## What to produce
Return the data verbatim, without pictures.

## Given information
==============================

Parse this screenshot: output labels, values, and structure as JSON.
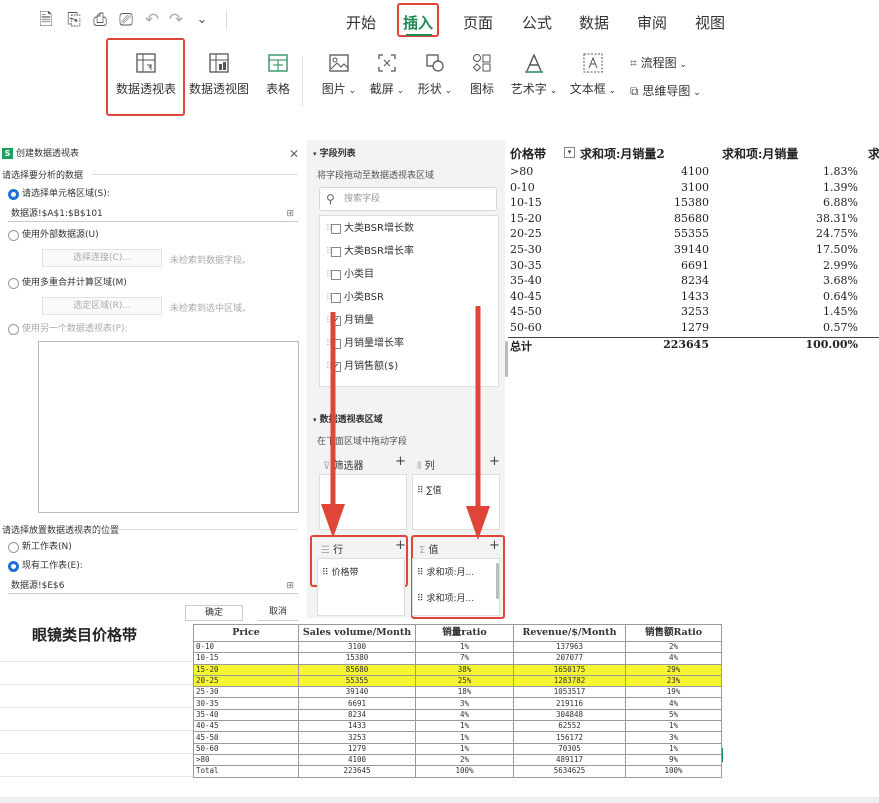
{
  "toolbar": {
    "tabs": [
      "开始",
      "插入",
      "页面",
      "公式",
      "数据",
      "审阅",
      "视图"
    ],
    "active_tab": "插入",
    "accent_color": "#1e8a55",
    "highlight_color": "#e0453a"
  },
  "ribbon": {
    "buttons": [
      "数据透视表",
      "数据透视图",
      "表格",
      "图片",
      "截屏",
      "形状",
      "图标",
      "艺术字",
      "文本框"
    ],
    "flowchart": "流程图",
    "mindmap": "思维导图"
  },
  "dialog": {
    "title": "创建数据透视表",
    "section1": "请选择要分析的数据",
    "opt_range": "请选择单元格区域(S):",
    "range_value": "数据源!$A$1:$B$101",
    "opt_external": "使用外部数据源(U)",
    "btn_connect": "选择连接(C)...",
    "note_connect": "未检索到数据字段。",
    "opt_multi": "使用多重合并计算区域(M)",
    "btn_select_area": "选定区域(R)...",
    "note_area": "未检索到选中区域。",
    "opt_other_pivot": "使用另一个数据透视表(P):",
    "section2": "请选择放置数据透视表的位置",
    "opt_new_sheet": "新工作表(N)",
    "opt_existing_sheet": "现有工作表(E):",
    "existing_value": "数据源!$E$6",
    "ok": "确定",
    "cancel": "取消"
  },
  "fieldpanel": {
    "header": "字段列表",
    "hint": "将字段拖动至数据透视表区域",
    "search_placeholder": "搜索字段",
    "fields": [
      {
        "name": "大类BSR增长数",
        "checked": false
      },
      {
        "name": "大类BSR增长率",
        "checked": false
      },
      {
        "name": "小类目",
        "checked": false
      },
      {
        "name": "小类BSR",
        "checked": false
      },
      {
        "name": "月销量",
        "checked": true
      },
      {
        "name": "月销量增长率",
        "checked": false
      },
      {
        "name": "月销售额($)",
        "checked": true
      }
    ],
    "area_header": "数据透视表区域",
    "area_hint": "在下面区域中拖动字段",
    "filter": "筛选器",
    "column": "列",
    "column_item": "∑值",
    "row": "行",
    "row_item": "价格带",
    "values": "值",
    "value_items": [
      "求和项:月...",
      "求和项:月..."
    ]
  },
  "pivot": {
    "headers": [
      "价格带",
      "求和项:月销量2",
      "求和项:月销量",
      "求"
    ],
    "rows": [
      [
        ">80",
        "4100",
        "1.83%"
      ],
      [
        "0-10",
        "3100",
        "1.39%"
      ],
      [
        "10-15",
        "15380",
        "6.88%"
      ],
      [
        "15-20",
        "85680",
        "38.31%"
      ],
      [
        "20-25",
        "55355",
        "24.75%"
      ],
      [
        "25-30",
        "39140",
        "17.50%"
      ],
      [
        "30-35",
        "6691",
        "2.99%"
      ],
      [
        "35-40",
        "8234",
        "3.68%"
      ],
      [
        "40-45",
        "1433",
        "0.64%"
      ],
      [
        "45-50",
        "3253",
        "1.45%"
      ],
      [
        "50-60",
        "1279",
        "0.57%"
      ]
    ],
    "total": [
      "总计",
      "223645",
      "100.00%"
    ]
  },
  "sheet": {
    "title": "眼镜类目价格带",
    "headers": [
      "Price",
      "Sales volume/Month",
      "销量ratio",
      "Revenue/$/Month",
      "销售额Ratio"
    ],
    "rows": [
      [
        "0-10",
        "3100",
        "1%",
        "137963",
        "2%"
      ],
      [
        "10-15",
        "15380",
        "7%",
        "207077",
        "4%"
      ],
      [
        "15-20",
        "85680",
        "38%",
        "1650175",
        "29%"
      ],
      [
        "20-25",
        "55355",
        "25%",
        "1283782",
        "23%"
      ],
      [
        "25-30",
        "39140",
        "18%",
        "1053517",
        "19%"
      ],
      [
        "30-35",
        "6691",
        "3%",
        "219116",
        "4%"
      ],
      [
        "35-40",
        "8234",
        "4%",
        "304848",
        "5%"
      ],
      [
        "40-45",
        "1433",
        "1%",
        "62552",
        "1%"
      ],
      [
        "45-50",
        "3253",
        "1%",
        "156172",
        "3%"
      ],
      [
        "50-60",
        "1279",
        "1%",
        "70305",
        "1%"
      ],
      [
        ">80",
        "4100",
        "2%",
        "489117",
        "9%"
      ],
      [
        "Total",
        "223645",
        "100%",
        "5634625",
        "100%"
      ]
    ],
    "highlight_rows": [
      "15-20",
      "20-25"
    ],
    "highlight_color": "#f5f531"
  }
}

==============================

## Result of the exercise
Parse this screenshot: output labels, values, and structure as JSON.
{
  "toolbar": {
    "tabs": [
      "开始",
      "插入",
      "页面",
      "公式",
      "数据",
      "审阅",
      "视图"
    ],
    "active_tab": "插入",
    "accent_color": "#1e8a55",
    "highlight_color": "#e0453a"
  },
  "ribbon": {
    "buttons": [
      "数据透视表",
      "数据透视图",
      "表格",
      "图片",
      "截屏",
      "形状",
      "图标",
      "艺术字",
      "文本框"
    ],
    "flowchart": "流程图",
    "mindmap": "思维导图"
  },
  "dialog": {
    "title": "创建数据透视表",
    "section1": "请选择要分析的数据",
    "opt_range": "请选择单元格区域(S):",
    "range_value": "数据源!$A$1:$B$101",
    "opt_external": "使用外部数据源(U)",
    "btn_connect": "选择连接(C)...",
    "note_connect": "未检索到数据字段。",
    "opt_multi": "使用多重合并计算区域(M)",
    "btn_select_area": "选定区域(R)...",
    "note_area": "未检索到选中区域。",
    "opt_other_pivot": "使用另一个数据透视表(P):",
    "section2": "请选择放置数据透视表的位置",
    "opt_new_sheet": "新工作表(N)",
    "opt_existing_sheet": "现有工作表(E):",
    "existing_value": "数据源!$E$6",
    "ok": "确定",
    "cancel": "取消"
  },
  "fieldpanel": {
    "header": "字段列表",
    "hint": "将字段拖动至数据透视表区域",
    "search_placeholder": "搜索字段",
    "fields": [
      {
        "name": "大类BSR增长数",
        "checked": false
      },
      {
        "name": "大类BSR增长率",
        "checked": false
      },
      {
        "name": "小类目",
        "checked": false
      },
      {
        "name": "小类BSR",
        "checked": false
      },
      {
        "name": "月销量",
        "checked": true
      },
      {
        "name": "月销量增长率",
        "checked": false
      },
      {
        "name": "月销售额($)",
        "checked": true
      }
    ],
    "area_header": "数据透视表区域",
    "area_hint": "在下面区域中拖动字段",
    "filter": "筛选器",
    "column": "列",
    "column_item": "∑值",
    "row": "行",
    "row_item": "价格带",
    "values": "值",
    "value_items": [
      "求和项:月...",
      "求和项:月..."
    ]
  },
  "pivot": {
    "headers": [
      "价格带",
      "求和项:月销量2",
      "求和项:月销量",
      "求"
    ],
    "rows": [
      [
        ">80",
        "4100",
        "1.83%"
      ],
      [
        "0-10",
        "3100",
        "1.39%"
      ],
      [
        "10-15",
        "15380",
        "6.88%"
      ],
      [
        "15-20",
        "85680",
        "38.31%"
      ],
      [
        "20-25",
        "55355",
        "24.75%"
      ],
      [
        "25-30",
        "39140",
        "17.50%"
      ],
      [
        "30-35",
        "6691",
        "2.99%"
      ],
      [
        "35-40",
        "8234",
        "3.68%"
      ],
      [
        "40-45",
        "1433",
        "0.64%"
      ],
      [
        "45-50",
        "3253",
        "1.45%"
      ],
      [
        "50-60",
        "1279",
        "0.57%"
      ]
    ],
    "total": [
      "总计",
      "223645",
      "100.00%"
    ]
  },
  "sheet": {
    "title": "眼镜类目价格带",
    "headers": [
      "Price",
      "Sales volume/Month",
      "销量ratio",
      "Revenue/$/Month",
      "销售额Ratio"
    ],
    "rows": [
      [
        "0-10",
        "3100",
        "1%",
        "137963",
        "2%"
      ],
      [
        "10-15",
        "15380",
        "7%",
        "207077",
        "4%"
      ],
      [
        "15-20",
        "85680",
        "38%",
        "1650175",
        "29%"
      ],
      [
        "20-25",
        "55355",
        "25%",
        "1283782",
        "23%"
      ],
      [
        "25-30",
        "39140",
        "18%",
        "1053517",
        "19%"
      ],
      [
        "30-35",
        "6691",
        "3%",
        "219116",
        "4%"
      ],
      [
        "35-40",
        "8234",
        "4%",
        "304848",
        "5%"
      ],
      [
        "40-45",
        "1433",
        "1%",
        "62552",
        "1%"
      ],
      [
        "45-50",
        "3253",
        "1%",
        "156172",
        "3%"
      ],
      [
        "50-60",
        "1279",
        "1%",
        "70305",
        "1%"
      ],
      [
        ">80",
        "4100",
        "2%",
        "489117",
        "9%"
      ],
      [
        "Total",
        "223645",
        "100%",
        "5634625",
        "100%"
      ]
    ],
    "highlight_rows": [
      "15-20",
      "20-25"
    ],
    "highlight_color": "#f5f531"
  }
}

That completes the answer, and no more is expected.